[[ Records for this exercise, beginning ]]
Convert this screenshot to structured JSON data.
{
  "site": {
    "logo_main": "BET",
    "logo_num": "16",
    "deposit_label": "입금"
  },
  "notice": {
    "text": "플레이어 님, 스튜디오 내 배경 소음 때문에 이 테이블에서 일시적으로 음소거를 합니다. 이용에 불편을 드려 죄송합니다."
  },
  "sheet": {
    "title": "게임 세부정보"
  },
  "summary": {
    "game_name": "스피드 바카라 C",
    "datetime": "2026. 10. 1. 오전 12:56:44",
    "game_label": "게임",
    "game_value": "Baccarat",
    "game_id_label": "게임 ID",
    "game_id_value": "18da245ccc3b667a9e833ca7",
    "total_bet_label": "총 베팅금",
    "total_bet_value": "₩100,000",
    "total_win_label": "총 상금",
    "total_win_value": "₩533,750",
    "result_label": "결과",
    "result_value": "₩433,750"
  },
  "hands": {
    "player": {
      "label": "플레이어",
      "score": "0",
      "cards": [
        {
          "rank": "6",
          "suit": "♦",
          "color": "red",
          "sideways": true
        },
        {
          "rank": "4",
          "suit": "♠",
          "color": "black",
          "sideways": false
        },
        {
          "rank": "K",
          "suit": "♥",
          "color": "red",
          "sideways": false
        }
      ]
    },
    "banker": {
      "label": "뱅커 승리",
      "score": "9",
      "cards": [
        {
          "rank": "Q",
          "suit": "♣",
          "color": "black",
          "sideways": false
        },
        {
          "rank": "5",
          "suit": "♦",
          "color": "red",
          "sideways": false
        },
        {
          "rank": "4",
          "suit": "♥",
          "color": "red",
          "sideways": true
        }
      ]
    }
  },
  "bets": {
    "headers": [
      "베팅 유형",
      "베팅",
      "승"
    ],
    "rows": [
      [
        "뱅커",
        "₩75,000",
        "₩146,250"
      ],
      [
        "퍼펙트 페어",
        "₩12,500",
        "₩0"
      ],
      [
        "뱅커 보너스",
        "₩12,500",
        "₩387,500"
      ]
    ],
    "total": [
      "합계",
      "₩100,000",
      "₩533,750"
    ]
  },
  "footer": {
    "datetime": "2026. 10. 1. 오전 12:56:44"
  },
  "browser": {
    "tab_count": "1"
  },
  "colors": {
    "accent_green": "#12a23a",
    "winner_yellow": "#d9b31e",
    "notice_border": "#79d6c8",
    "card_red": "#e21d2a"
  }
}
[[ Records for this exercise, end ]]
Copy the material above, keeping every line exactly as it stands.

## Answer box
Convert this screenshot to structured JSON data.
{
  "site": {
    "logo_main": "BET",
    "logo_num": "16",
    "deposit_label": "입금"
  },
  "notice": {
    "text": "플레이어 님, 스튜디오 내 배경 소음 때문에 이 테이블에서 일시적으로 음소거를 합니다. 이용에 불편을 드려 죄송합니다."
  },
  "sheet": {
    "title": "게임 세부정보"
  },
  "summary": {
    "game_name": "스피드 바카라 C",
    "datetime": "2026. 10. 1. 오전 12:56:44",
    "game_label": "게임",
    "game_value": "Baccarat",
    "game_id_label": "게임 ID",
    "game_id_value": "18da245ccc3b667a9e833ca7",
    "total_bet_label": "총 베팅금",
    "total_bet_value": "₩100,000",
    "total_win_label": "총 상금",
    "total_win_value": "₩533,750",
    "result_label": "결과",
    "result_value": "₩433,750"
  },
  "hands": {
    "player": {
      "label": "플레이어",
      "score": "0",
      "cards": [
        {
          "rank": "6",
          "suit": "♦",
          "color": "red",
          "sideways": true
        },
        {
          "rank": "4",
          "suit": "♠",
          "color": "black",
          "sideways": false
        },
        {
          "rank": "K",
          "suit": "♥",
          "color": "red",
          "sideways": false
        }
      ]
    },
    "banker": {
      "label": "뱅커 승리",
      "score": "9",
      "cards": [
        {
          "rank": "Q",
          "suit": "♣",
          "color": "black",
          "sideways": false
        },
        {
          "rank": "5",
          "suit": "♦",
          "color": "red",
          "sideways": false
        },
        {
          "rank": "4",
          "suit": "♥",
          "color": "red",
          "sideways": true
        }
      ]
    }
  },
  "bets": {
    "headers": [
      "베팅 유형",
      "베팅",
      "승"
    ],
    "rows": [
      [
        "뱅커",
        "₩75,000",
        "₩146,250"
      ],
      [
        "퍼펙트 페어",
        "₩12,500",
        "₩0"
      ],
      [
        "뱅커 보너스",
        "₩12,500",
        "₩387,500"
      ]
    ],
    "total": [
      "합계",
      "₩100,000",
      "₩533,750"
    ]
  },
  "footer": {
    "datetime": "2026. 10. 1. 오전 12:56:44"
  },
  "browser": {
    "tab_count": "1"
  },
  "colors": {
    "accent_green": "#12a23a",
    "winner_yellow": "#d9b31e",
    "notice_border": "#79d6c8",
    "card_red": "#e21d2a"
  }
}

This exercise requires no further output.